Liverpool manager Brendan Rodgers yesterday reacted angrily to his star striker's 10-match ban for biting Chelsea's Branislav Ivanovic, claiming that remarks from both the FA and Cameron had affected the impartiality of the independent panel hearing his case.
The FA stated the standard three-match ban for violent conduct was "clearly insufficient" in Suarez's case when announcing he had been charged on Monday, while Cameron said earlier this week: "I think it would be very understandable if (the panel) took into account the fact that high-profile players are often role models."
The Prime Minister told BBC Radio Five Live this morning: "I made my own views clear just as a dad watching the game.
"I've got a seven-year-old son who just loves watching football and when players behave like this it just sets the most appalling example to young people in our country."
Pressed on whether a 10-match ban was appropriate for the offence, he added: "That's up to the FA, it's not my decision.
"The FA make the decision, they're entirely independent and that is the way it should work.

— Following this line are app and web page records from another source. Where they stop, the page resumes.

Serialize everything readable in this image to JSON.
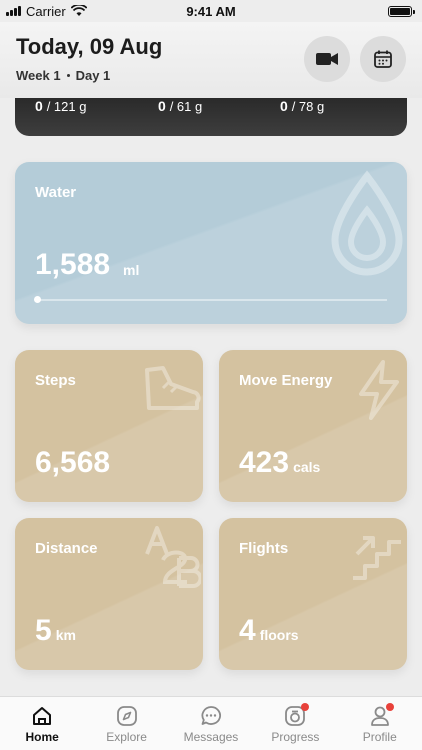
{
  "status": {
    "carrier": "Carrier",
    "time": "9:41 AM"
  },
  "header": {
    "title": "Today, 09 Aug",
    "week": "Week 1",
    "day": "Day 1"
  },
  "nutrition": {
    "items": [
      {
        "value": "0",
        "total": "/ 121 g"
      },
      {
        "value": "0",
        "total": "/ 61 g"
      },
      {
        "value": "0",
        "total": "/ 78 g"
      }
    ]
  },
  "water": {
    "title": "Water",
    "value": "1,588",
    "unit": "ml",
    "progress": 0.0
  },
  "steps": {
    "title": "Steps",
    "value": "6,568"
  },
  "move": {
    "title": "Move Energy",
    "value": "423",
    "unit": "cals"
  },
  "distance": {
    "title": "Distance",
    "value": "5",
    "unit": "km",
    "icon": "A2B-icon"
  },
  "flights": {
    "title": "Flights",
    "value": "4",
    "unit": "floors"
  },
  "tabs": [
    {
      "label": "Home",
      "icon": "home-icon",
      "active": true
    },
    {
      "label": "Explore",
      "icon": "compass-icon"
    },
    {
      "label": "Messages",
      "icon": "chat-icon"
    },
    {
      "label": "Progress",
      "icon": "progress-icon",
      "badge": true
    },
    {
      "label": "Profile",
      "icon": "user-icon",
      "badge": true
    }
  ],
  "colors": {
    "water_card": "#b4ccd8",
    "activity_card": "#d4c2a0",
    "badge": "#e8413a",
    "nutrition_card": "#2f2f2f"
  }
}
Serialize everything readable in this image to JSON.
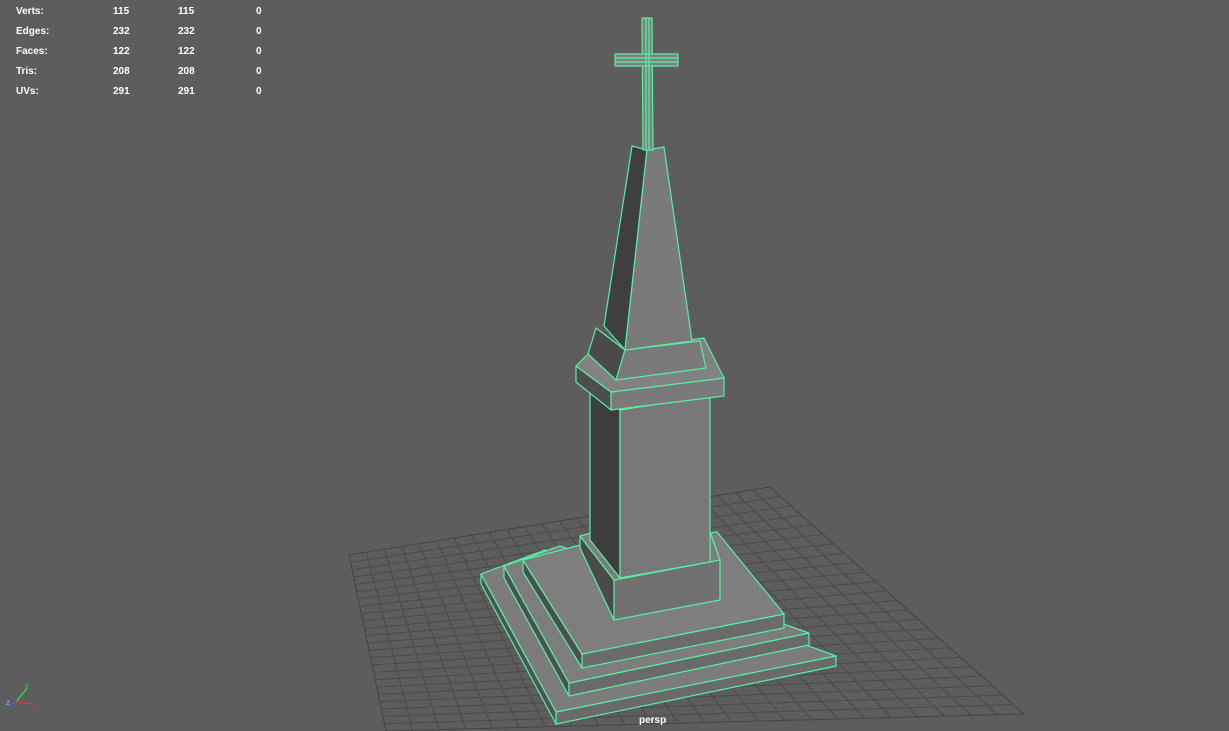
{
  "hud": {
    "rows": [
      {
        "label": "Verts:",
        "v1": "115",
        "v2": "115",
        "v3": "0"
      },
      {
        "label": "Edges:",
        "v1": "232",
        "v2": "232",
        "v3": "0"
      },
      {
        "label": "Faces:",
        "v1": "122",
        "v2": "122",
        "v3": "0"
      },
      {
        "label": "Tris:",
        "v1": "208",
        "v2": "208",
        "v3": "0"
      },
      {
        "label": "UVs:",
        "v1": "291",
        "v2": "291",
        "v3": "0"
      }
    ]
  },
  "viewport": {
    "camera": "persp",
    "background_color": "#5d5d5d",
    "wire_color": "#50f0a0",
    "grid_color": "#4a4a4a"
  },
  "axis": {
    "x_label": "x",
    "y_label": "y",
    "z_label": "z"
  }
}
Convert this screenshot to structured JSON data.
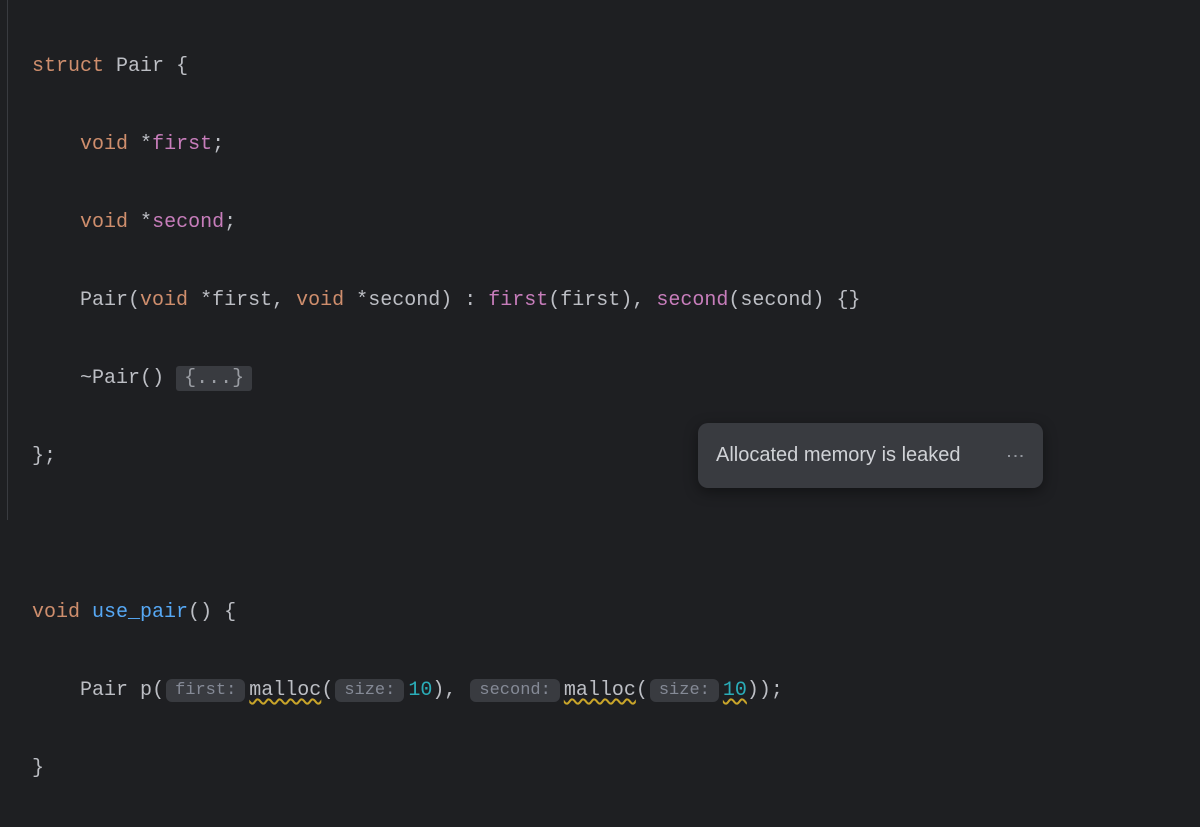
{
  "code": {
    "kw_struct": "struct",
    "type_Pair": "Pair",
    "brace_open": "{",
    "brace_close": "}",
    "semicolon": ";",
    "kw_void": "void",
    "star": "*",
    "field_first": "first",
    "field_second": "second",
    "ctor_name": "Pair",
    "paren_open": "(",
    "paren_close": ")",
    "comma": ",",
    "colon": ":",
    "init_first": "first",
    "init_second": "second",
    "braces_empty": "{}",
    "tilde": "~",
    "dtor_name": "Pair",
    "collapsed_body": "{...}",
    "func_name": "use_pair",
    "var_p": "p",
    "call_malloc": "malloc",
    "arg_10a": "10",
    "arg_10b": "10"
  },
  "hints": {
    "first": "first:",
    "size1": "size:",
    "second": "second:",
    "size2": "size:"
  },
  "tooltip": {
    "text": "Allocated memory is leaked",
    "more": "⋮"
  }
}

"I'm going to leave it entirely to the FA. But if you're asking me as a dad and as a human being, do I think we should have tough penalties when players behave like this, yes I think we should.
"There are people, I've read in some newspapers, who think somehow this isn't serious. I think it is serious, when we're trying to bring up our children properly, they do see football players as role models.
"Bringing up children is one of the toughest things we do but you can't wrap them in cotton wool and hide them away from the world, they do see these real-life examples and they repeat them back to you."